Russia Warns of 'Nuclear' or 'Chemical' False Flags in Ukraine

A Russian military official has said the U.S. is preparing "provocations" so it can accuse Moscow of using weapons of mass destruction.

News agency Tass reported that Igor Kirillov said the alleged American plan was in response to the "successes" Russian troops had in the invasion of Ukraine.

"The Russian Ministry of Defense has information about the preparation by the United States of America of provocations to accuse the Russian Armed Forces of using chemical, biological or tactical nuclear weapons," he said.

He told a press conference that "in 2022 alone, at the request of the Ministry of Health of Ukraine, more than 220,000 ampoules with atropine [small vials of medicine] were delivered from the United States."

Ukrainian service members
Ukrainian service members in Kyiv in the morning of February 26, 2022. A Russian military chief has accused the U.S. of planning "provocations" to accuse Moscow of using weapons of mass destruction in Ukraine. SERGEI SUPINSKY/Getty Images

Atropine is used to treat certain types of nerve agent and pesticide poisonings. It is unclear where the deliveries had gone.

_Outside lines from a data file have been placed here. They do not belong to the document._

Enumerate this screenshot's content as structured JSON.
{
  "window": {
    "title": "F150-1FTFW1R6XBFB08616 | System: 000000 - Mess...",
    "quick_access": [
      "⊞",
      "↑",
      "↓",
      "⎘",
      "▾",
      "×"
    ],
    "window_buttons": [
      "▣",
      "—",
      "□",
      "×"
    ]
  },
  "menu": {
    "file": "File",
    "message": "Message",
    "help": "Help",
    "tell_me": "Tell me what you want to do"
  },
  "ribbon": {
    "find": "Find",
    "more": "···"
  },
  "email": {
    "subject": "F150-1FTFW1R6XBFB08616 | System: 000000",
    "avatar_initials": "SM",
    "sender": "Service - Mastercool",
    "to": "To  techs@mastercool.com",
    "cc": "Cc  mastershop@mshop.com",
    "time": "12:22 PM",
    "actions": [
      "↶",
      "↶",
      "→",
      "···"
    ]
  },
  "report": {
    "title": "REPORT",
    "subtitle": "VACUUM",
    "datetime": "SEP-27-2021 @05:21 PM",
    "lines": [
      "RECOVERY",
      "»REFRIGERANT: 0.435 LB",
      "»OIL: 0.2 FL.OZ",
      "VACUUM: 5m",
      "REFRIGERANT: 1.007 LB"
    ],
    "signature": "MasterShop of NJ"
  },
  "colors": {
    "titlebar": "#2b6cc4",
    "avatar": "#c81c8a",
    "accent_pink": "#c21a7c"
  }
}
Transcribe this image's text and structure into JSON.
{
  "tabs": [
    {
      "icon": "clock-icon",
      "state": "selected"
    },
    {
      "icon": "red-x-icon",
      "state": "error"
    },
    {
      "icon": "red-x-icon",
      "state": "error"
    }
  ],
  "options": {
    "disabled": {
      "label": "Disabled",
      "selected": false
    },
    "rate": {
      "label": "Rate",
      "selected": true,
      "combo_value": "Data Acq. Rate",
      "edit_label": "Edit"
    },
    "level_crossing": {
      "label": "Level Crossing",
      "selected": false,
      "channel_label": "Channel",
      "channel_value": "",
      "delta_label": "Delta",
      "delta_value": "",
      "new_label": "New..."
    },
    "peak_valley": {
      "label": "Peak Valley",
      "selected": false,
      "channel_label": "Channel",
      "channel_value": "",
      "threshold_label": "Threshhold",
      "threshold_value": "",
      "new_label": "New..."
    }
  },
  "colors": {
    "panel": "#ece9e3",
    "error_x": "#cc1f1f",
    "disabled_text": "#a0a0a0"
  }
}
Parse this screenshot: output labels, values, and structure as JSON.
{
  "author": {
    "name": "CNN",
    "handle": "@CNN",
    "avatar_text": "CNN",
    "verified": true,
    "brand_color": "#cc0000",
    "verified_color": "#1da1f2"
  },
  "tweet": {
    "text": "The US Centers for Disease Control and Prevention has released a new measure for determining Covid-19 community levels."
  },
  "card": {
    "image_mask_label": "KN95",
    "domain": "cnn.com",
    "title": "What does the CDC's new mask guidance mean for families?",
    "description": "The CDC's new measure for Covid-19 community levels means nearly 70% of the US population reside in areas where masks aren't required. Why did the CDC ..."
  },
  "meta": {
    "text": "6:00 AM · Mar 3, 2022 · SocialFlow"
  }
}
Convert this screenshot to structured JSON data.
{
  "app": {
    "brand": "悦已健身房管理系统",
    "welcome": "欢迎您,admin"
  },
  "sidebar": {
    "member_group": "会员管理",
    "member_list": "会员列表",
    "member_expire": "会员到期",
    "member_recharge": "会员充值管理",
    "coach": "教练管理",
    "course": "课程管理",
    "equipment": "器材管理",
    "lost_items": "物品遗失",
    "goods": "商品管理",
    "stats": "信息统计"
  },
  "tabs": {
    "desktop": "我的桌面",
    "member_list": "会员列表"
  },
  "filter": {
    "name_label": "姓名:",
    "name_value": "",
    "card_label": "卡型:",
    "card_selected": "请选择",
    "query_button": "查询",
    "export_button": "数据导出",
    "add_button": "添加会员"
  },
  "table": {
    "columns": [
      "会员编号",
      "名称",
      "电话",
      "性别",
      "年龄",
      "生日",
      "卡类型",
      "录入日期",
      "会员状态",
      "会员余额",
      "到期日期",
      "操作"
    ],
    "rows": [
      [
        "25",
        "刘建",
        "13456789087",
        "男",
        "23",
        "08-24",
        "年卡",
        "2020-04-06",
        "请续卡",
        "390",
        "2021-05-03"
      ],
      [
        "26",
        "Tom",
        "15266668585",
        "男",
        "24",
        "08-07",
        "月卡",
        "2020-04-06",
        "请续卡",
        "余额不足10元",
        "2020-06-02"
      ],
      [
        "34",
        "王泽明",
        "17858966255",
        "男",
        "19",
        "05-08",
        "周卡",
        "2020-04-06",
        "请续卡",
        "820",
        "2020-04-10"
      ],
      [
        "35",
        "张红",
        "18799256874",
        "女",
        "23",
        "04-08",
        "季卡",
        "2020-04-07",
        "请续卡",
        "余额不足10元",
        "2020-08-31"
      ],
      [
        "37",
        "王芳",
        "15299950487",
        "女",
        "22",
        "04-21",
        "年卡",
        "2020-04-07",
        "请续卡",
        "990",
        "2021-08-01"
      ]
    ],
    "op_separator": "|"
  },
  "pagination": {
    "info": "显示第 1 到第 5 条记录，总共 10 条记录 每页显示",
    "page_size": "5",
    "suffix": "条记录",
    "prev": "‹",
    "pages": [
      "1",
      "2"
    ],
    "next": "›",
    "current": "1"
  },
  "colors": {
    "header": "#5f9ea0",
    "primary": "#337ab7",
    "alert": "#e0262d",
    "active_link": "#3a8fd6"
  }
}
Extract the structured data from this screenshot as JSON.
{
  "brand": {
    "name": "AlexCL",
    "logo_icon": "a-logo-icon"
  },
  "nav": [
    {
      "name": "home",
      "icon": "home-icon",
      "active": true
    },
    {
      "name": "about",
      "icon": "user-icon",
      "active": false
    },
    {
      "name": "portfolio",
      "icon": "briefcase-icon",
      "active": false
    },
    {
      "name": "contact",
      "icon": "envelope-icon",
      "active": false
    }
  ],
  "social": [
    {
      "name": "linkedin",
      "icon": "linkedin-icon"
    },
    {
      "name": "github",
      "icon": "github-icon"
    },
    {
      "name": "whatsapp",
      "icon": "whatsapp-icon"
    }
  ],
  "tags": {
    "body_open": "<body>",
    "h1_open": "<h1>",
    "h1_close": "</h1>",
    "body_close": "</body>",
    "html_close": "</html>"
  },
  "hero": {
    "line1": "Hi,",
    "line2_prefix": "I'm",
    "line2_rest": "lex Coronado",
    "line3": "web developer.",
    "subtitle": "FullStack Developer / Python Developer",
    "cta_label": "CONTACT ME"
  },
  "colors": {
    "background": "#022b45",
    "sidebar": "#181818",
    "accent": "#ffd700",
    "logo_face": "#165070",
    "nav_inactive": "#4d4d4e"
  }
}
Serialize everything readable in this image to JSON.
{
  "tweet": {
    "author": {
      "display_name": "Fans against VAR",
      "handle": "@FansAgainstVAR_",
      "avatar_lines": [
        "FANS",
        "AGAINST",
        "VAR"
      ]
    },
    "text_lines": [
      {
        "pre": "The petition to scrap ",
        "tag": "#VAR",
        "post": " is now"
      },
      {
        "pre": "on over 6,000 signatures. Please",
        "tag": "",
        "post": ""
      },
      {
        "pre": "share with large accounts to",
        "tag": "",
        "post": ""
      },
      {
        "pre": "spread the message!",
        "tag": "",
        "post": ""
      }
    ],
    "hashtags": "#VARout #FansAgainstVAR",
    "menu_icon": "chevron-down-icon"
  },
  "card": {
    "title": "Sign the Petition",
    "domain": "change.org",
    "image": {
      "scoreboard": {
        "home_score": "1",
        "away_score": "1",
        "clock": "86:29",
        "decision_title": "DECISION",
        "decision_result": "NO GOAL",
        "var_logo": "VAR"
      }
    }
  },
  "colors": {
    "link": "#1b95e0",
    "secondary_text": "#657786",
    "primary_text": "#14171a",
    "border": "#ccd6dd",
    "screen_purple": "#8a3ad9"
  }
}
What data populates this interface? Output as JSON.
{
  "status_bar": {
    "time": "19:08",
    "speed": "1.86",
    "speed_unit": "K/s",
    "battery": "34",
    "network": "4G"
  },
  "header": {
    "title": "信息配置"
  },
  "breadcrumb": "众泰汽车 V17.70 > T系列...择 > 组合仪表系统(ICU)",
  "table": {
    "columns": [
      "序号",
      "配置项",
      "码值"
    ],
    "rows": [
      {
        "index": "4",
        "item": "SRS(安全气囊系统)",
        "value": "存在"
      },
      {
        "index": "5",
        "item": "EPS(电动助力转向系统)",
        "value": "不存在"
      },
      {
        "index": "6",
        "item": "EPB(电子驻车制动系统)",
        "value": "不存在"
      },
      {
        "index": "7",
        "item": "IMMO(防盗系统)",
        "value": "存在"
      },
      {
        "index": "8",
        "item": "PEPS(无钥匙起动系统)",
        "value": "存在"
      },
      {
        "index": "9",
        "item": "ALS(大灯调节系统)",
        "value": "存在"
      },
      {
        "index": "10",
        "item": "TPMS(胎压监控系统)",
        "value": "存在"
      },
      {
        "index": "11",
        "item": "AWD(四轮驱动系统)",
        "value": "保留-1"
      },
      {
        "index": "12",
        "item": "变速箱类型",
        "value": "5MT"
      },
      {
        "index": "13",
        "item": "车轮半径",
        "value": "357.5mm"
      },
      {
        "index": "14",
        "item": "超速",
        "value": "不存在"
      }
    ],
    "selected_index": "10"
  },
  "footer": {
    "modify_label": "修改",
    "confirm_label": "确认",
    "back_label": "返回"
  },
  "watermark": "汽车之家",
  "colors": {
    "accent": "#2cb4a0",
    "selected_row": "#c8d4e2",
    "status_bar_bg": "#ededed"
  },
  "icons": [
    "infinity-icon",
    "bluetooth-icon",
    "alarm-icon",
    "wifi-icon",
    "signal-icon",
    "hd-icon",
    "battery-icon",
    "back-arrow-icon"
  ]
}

He said the U.S. has developed at least three scenarios to accuse Russia, with provocations most likely in Kharkiv, Kyiv, and Zaporizhzhia, where there is a nuclear plant, state news outlet Sputnik reported.

The U.S. State Department had already determined how an investigation into WMD use would play out, he added.

Kirillov, who is head of Russian army's radiation, chemical and biological defense forces, said that since the start of the Ukraine war, western leaders "regularly make provocative statements about the possibility of Russia using weapons of mass destruction."

He then referred to comments the U.S. Permanent Representative to the U.N., Linda Thomas-Greenfield, had made on February 27 that Russia was planning to use chemical and biological weapons in a "false flag" attack in Ukraine.

She had been responding to Russian claims that the U.S. funded bioweapons research in Ukraine involving the dangerous infections using migratory birds.

The claims made by her Russian counterpart at the U.N., Vasily Nebenzya, have been dismissed internationally and by experts.

But Kirillov said the U.S. was drawing from a playbook it used in the Iraq War in 2003 when then Secretary of State Colin Powell produced "a test tube with washing powder." He said this was used as "a pretext for the invasion of Iraq and the death of almost half a million citizens."

Kirillov also made claims about sarin attacks used in the Syrian conflict in 2017 which Damascus and Moscow heavily disputed, but led to U.S. missile attacks on Sharyat airfield.

"No one has been held accountable for these provocations," said Kirrillov.

Ukraine has previously said Russia makes accusations of false flag operations which are a projection of what Moscow wants to do. In March, Ukrainian President Volodymyr Zelensky said: "If you want to know what Russia's plans are, look at what Russia accuses others of."

Kirillov's comments come after Russia was accused of using chemical weapons in the southeastern city of Mariupol on April 11. The Azov Regiment, a unit of the National Guard of Ukraine, claimed the chemicals were dropped via an unmanned aerial vehicle. Newsweek could not independently verify the claims.

Newsweek has contacted the U.S. State Department and the Ukrainian foreign ministry for comment.